Records from a collection:
┄┄┄┄┄┄┄┄┄┄┄┄┄┄┄┄┄┄┄┄

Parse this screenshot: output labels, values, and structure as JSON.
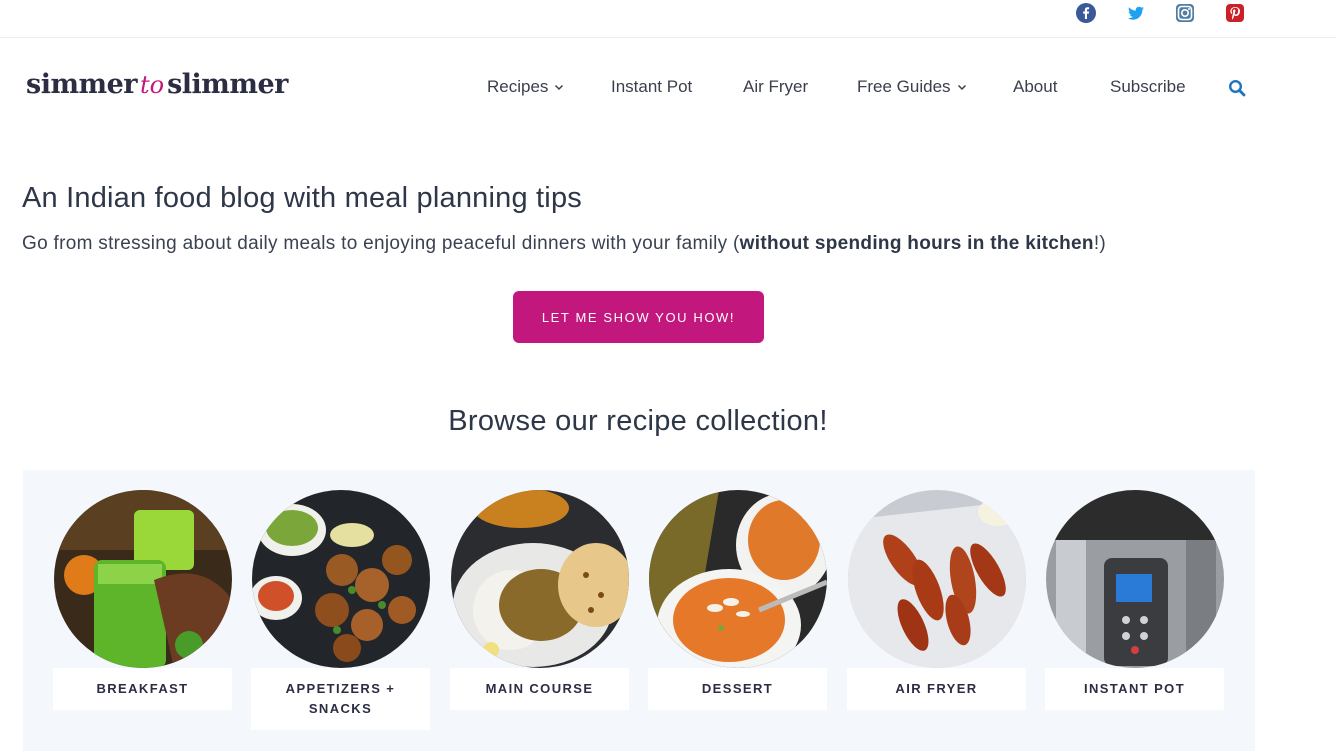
{
  "social": [
    {
      "name": "facebook-icon",
      "color": "#3b5998"
    },
    {
      "name": "twitter-icon",
      "color": "#1da1f2"
    },
    {
      "name": "instagram-icon",
      "color": "#517fa4"
    },
    {
      "name": "pinterest-icon",
      "color": "#cb2027"
    }
  ],
  "logo": {
    "part1": "simmer",
    "part2": "to",
    "part3": "slimmer"
  },
  "nav": {
    "items": [
      "Recipes",
      "Instant Pot",
      "Air Fryer",
      "Free Guides",
      "About",
      "Subscribe"
    ],
    "search_icon": "search-icon"
  },
  "hero": {
    "title": "An Indian food blog with meal planning tips",
    "subtitle_pre": "Go from stressing about daily meals to enjoying peaceful dinners with your family (",
    "subtitle_bold": "without spending hours in the kitchen",
    "subtitle_post": "!)",
    "cta": "LET ME SHOW YOU HOW!"
  },
  "browse": {
    "title": "Browse our recipe collection!",
    "categories": [
      "BREAKFAST",
      "APPETIZERS + SNACKS",
      "MAIN COURSE",
      "DESSERT",
      "AIR FRYER",
      "INSTANT POT"
    ]
  },
  "colors": {
    "accent": "#c2187d",
    "panel": "#f4f7fb",
    "search": "#1e73be"
  }
}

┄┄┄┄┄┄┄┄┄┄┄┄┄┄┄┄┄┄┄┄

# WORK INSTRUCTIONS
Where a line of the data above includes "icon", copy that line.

# ANSWER FOR THE TASK
      "name": "facebook-icon",
      "name": "twitter-icon",
      "name": "instagram-icon",
      "name": "pinterest-icon",
    "search_icon": "search-icon"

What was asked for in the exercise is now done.